----- Given data -----
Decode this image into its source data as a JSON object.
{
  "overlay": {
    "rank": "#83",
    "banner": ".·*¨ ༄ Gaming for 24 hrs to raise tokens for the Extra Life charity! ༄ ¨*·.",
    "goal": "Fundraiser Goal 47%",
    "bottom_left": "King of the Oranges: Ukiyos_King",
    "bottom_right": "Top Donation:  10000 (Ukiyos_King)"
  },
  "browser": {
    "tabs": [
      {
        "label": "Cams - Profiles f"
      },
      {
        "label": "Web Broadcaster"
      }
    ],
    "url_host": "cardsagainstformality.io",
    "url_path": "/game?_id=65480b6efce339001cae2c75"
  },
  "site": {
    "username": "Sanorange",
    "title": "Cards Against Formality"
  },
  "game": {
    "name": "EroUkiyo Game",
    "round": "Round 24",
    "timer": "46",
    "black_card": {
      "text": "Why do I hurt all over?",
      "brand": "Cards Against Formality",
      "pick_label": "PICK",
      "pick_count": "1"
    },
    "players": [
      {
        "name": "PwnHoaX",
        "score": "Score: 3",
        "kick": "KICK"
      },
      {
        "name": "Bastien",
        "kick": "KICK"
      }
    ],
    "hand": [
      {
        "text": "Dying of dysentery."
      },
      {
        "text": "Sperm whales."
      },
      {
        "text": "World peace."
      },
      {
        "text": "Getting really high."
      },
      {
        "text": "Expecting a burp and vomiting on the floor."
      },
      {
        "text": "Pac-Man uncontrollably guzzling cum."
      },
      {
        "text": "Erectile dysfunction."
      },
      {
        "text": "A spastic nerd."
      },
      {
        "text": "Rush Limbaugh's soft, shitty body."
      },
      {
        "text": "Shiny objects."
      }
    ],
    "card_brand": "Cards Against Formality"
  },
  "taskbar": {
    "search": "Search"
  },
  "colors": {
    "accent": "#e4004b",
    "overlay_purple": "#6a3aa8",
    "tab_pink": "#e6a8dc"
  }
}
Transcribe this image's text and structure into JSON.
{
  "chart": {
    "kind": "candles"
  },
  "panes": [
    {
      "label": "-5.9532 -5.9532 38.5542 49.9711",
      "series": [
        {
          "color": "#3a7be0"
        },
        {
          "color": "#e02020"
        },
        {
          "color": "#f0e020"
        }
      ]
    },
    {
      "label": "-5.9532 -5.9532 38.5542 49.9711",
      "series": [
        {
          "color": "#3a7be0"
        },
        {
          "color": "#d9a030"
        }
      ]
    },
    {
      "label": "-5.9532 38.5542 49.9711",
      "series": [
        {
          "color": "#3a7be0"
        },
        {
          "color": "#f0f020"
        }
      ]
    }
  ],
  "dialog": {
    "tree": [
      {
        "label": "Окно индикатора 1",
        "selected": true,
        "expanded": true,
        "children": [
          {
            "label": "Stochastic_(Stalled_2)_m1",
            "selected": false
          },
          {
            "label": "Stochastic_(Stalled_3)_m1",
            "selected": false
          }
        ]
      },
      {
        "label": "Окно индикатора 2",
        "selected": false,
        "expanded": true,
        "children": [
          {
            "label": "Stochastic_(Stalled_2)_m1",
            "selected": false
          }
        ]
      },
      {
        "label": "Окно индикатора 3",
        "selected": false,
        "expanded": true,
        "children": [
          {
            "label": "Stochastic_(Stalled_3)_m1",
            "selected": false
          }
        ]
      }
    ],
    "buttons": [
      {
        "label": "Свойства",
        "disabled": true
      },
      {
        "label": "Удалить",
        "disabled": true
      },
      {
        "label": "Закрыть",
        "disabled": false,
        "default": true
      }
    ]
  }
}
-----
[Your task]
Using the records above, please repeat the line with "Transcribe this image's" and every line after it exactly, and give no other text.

[Exercise output]
Transcribe this image's text and structure into JSON.
{
  "chart": {
    "kind": "candles"
  },
  "panes": [
    {
      "label": "-5.9532 -5.9532 38.5542 49.9711",
      "series": [
        {
          "color": "#3a7be0"
        },
        {
          "color": "#e02020"
        },
        {
          "color": "#f0e020"
        }
      ]
    },
    {
      "label": "-5.9532 -5.9532 38.5542 49.9711",
      "series": [
        {
          "color": "#3a7be0"
        },
        {
          "color": "#d9a030"
        }
      ]
    },
    {
      "label": "-5.9532 38.5542 49.9711",
      "series": [
        {
          "color": "#3a7be0"
        },
        {
          "color": "#f0f020"
        }
      ]
    }
  ],
  "dialog": {
    "tree": [
      {
        "label": "Окно индикатора 1",
        "selected": true,
        "expanded": true,
        "children": [
          {
            "label": "Stochastic_(Stalled_2)_m1",
            "selected": false
          },
          {
            "label": "Stochastic_(Stalled_3)_m1",
            "selected": false
          }
        ]
      },
      {
        "label": "Окно индикатора 2",
        "selected": false,
        "expanded": true,
        "children": [
          {
            "label": "Stochastic_(Stalled_2)_m1",
            "selected": false
          }
        ]
      },
      {
        "label": "Окно индикатора 3",
        "selected": false,
        "expanded": true,
        "children": [
          {
            "label": "Stochastic_(Stalled_3)_m1",
            "selected": false
          }
        ]
      }
    ],
    "buttons": [
      {
        "label": "Свойства",
        "disabled": true
      },
      {
        "label": "Удалить",
        "disabled": true
      },
      {
        "label": "Закрыть",
        "disabled": false,
        "default": true
      }
    ]
  }
}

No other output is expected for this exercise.